With kind regards,

Vulcan
Dear Comrade Vulcan,

It is an interesting proposal but I am not sure the resulting machina would be managable by us insignificant driving mortals. The 12 cylinder non turbo F50 already has skull crushing acceleration, strapping a pair of turbos onto it might result in Louis XVI type experience.

Sincerely,

Boxer
 

·
Registered
Joined
·
6,404 Posts
Dear Comrade Vulcan,

It is an interesting proposal but I am not sure the resulting machina would be managable by us insignificant driving mortals. The 12 cylinder non turbo F50 already has skull crushing acceleration, strapping a pair of turbos onto it might result in Louis XVI type experience.

Sincerely,

Boxer
I think he meant a normally aspirated V12 in the F40, Boxer.


Onno



Never pay again for live sex! | Hot girls doing naughty stuff for free! | Chat for free!
 

·
Registered
Joined
·
1,833 Posts
Dear Comrades,

My own view is that the F-40 would have been even more fabulous were it to have had a proper twelve cylinder engine.

With kind regards,

Vulcan
The F40 was built during a time when it was advantageous to capitalize not only on all the attention turbocharged F1 cars were getting but also to capitalize on Ferrari's expertise in the application of such systems.

In other words it was the right car at the right time for the market place that existed.

Also no matter what we may want Ferrari is very wise in delivering to us a well rounded package. While other cars may be better in one performance catagory or another (Think Veyron) Ferrari gives us a well rounded package with a broad spectrum of brilliant capabilities that is so well packaged that it makes us look good by broadening our abilities.


There is no point in bringing to market a car that mere mortals cannot drive well.
 

·
Registered
Joined
·
1,833 Posts
That's my contrarian opinion; the F50 seems a little unloved, but I don't know why.


I worked in the dealers during the time both were for sale. The F40 was an immediate hit styling wise while few ever warmed up to the design of the F50.

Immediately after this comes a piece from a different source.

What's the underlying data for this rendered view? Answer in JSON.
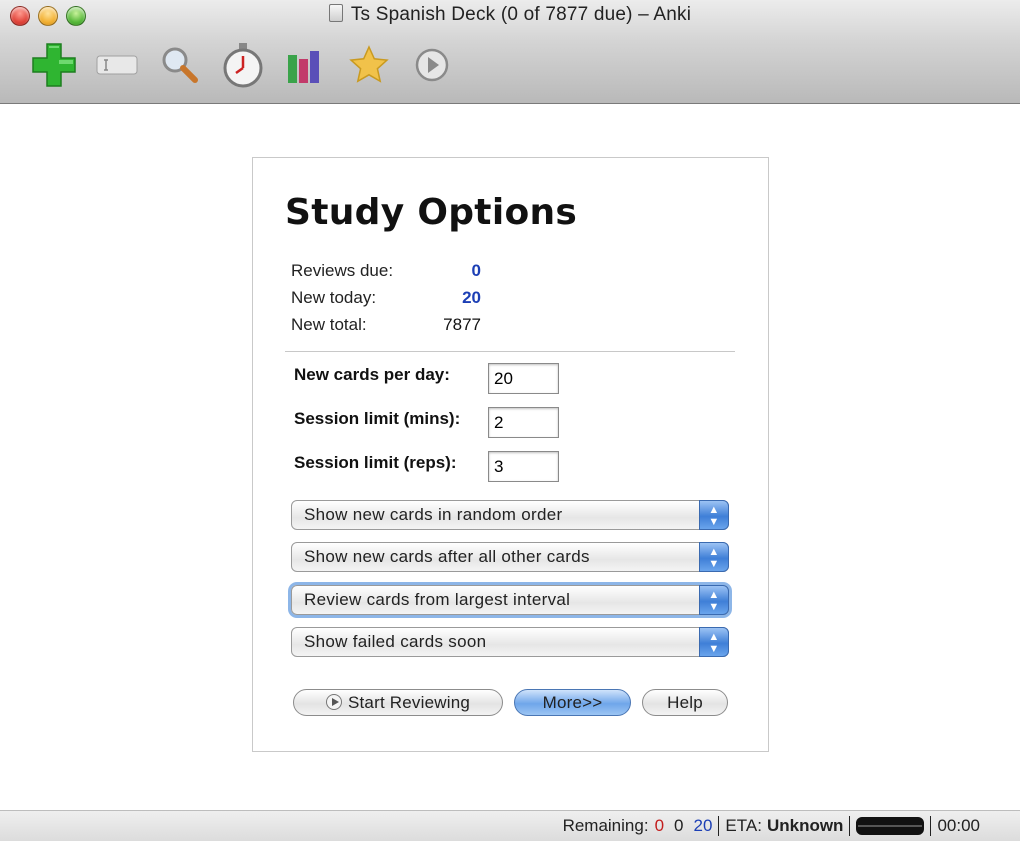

If you drove both you would understand that the F50 was an improvement over the F40 in ways that cannot be described by numbers generated by a stopwatch or a telemetry device. It is a display of the lack of talent on the part of automotive journalists that they are unable to describe the capabilities of a car with the written word, that they need to rely on mechanically generated numbers. Faulkner and Hemmingway didn't write for car magazines.
 

·
Registered
Joined
·
3,928 Posts
Unfortunately this is still the case. Your chances of seeing a F40 are 10x that of a F50.
I've only ever seen 3 F50's, 2 at shows and 1 at a dealers. I haven't kept count of the number of F40's I've seen, but I suspect 10X is a good bet.

I've also only ever seen 3 288GTO's, again 2 at shows and 1 at a dealers.

And only 2 Enzo's both at the same event last Spring.

I've never seen any of these cars out on the open roads.

I still prefer the F40 out of all of the modern supercar Ferrari's, but the F50 come's very close, still prefer it to the Enzo and 288 GTO.
 

·
Administrator
Joined
·
15,140 Posts
Discussion Starter #20
It is a display of the lack of talent on the part of automotive journalists that they are unable to describe the capabilities of a car with the written word, that they need to rely on mechanically generated numbers. Faulkner and Hemmingway didn't write for car magazines.
Completely agree. And the few who did get to drive it came away very intimidated. Auto journalists are not necessarily the world greatest drivers.
 
1 - 20 of 26 Posts
Top